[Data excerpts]

....................

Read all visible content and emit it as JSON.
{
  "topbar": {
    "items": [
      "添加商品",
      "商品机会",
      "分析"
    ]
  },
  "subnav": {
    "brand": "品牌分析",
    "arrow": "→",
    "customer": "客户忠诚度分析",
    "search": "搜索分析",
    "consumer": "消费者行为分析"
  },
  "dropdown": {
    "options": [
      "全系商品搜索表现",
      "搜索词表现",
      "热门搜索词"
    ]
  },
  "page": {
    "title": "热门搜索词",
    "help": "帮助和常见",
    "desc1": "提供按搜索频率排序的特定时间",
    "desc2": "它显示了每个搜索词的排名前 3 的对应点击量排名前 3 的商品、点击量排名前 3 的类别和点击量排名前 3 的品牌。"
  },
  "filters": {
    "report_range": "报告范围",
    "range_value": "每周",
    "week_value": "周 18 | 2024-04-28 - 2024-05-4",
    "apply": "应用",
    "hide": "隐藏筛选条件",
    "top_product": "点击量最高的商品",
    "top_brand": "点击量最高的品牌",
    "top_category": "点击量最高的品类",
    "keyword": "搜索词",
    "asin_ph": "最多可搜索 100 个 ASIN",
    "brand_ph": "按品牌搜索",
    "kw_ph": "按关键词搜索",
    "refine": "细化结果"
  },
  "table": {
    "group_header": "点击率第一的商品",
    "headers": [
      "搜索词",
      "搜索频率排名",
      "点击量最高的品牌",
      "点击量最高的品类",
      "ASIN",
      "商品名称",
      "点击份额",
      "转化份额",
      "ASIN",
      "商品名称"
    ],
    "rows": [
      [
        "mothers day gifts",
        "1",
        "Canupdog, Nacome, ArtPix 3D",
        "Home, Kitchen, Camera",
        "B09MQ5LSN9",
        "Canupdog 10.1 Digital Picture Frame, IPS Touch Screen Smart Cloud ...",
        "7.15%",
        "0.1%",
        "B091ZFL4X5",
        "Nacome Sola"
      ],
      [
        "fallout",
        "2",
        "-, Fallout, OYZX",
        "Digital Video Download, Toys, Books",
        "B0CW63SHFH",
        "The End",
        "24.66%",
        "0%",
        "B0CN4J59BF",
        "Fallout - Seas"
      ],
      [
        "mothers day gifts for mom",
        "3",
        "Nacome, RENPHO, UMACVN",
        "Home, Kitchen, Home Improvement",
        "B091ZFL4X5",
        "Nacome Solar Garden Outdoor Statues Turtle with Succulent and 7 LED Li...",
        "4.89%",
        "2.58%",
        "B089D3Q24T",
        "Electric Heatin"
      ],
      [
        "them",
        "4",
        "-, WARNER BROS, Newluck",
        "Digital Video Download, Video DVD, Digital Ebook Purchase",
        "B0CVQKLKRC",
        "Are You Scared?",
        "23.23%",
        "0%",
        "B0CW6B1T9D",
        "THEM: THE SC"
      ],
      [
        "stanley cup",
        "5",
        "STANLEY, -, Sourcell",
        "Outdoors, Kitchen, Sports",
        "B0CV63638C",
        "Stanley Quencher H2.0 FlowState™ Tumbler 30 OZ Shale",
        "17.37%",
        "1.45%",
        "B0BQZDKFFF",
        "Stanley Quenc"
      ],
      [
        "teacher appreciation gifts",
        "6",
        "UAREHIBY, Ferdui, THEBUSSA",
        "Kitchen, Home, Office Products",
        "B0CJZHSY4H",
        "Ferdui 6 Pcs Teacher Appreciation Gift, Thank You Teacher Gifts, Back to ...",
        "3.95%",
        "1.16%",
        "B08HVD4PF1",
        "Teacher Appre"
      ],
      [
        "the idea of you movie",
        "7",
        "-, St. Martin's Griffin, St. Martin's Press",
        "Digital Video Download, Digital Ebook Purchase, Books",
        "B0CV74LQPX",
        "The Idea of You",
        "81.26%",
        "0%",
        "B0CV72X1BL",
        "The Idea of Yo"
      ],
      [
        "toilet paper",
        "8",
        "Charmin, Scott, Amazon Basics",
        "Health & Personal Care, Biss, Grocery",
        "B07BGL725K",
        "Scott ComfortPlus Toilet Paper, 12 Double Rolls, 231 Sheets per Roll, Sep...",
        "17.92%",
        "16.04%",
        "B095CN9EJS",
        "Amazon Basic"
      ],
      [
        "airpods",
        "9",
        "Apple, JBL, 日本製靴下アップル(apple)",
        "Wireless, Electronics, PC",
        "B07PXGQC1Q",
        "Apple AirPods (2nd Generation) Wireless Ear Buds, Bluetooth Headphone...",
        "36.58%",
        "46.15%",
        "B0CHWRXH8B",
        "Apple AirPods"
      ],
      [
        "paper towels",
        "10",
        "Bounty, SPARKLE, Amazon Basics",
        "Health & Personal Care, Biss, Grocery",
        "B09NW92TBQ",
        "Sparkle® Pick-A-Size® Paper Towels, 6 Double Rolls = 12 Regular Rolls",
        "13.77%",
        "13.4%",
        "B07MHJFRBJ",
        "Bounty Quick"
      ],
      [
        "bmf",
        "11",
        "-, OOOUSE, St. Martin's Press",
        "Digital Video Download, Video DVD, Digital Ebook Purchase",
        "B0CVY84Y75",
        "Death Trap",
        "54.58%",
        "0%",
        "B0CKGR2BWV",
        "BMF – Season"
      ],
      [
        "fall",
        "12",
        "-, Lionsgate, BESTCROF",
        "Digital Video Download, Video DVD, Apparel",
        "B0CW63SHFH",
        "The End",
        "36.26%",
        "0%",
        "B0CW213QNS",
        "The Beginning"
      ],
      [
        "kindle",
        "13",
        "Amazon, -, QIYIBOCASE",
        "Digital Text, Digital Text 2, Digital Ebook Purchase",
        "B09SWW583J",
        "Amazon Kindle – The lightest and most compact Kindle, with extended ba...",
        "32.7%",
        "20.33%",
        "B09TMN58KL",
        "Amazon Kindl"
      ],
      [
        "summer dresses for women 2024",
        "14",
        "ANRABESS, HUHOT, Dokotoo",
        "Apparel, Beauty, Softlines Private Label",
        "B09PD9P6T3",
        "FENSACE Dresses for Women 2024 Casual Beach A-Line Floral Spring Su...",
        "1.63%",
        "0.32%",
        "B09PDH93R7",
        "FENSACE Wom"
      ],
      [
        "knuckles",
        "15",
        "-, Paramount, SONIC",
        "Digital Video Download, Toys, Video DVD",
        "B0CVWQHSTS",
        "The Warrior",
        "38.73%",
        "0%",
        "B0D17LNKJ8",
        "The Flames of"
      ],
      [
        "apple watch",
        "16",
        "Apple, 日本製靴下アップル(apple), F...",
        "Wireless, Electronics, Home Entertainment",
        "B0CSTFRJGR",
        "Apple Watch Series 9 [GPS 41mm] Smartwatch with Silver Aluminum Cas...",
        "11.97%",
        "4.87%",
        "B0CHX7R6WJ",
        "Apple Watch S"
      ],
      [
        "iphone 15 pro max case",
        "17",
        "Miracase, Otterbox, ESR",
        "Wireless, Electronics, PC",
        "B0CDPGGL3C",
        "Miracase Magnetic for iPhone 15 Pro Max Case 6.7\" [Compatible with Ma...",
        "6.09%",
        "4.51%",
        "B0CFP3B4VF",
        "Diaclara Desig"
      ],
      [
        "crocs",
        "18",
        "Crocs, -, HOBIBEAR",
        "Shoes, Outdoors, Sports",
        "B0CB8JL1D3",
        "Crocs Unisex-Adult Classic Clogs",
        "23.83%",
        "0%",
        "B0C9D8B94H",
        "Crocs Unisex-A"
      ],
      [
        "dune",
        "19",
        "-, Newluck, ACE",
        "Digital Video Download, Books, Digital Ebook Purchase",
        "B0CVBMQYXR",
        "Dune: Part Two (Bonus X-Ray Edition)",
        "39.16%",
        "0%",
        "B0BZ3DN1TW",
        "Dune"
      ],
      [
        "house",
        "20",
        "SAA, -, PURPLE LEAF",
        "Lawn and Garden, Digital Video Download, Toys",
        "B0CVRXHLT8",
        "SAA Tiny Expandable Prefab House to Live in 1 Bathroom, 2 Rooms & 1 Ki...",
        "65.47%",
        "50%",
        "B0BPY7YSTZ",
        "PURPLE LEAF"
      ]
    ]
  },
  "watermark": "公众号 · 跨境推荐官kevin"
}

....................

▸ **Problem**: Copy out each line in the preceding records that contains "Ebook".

▸ **Output**:
        "Digital Video Download, Video DVD, Digital Ebook Purchase",
        "Digital Video Download, Digital Ebook Purchase, Books",
        "Digital Video Download, Video DVD, Digital Ebook Purchase",
        "Digital Text, Digital Text 2, Digital Ebook Purchase",
        "Digital Video Download, Books, Digital Ebook Purchase",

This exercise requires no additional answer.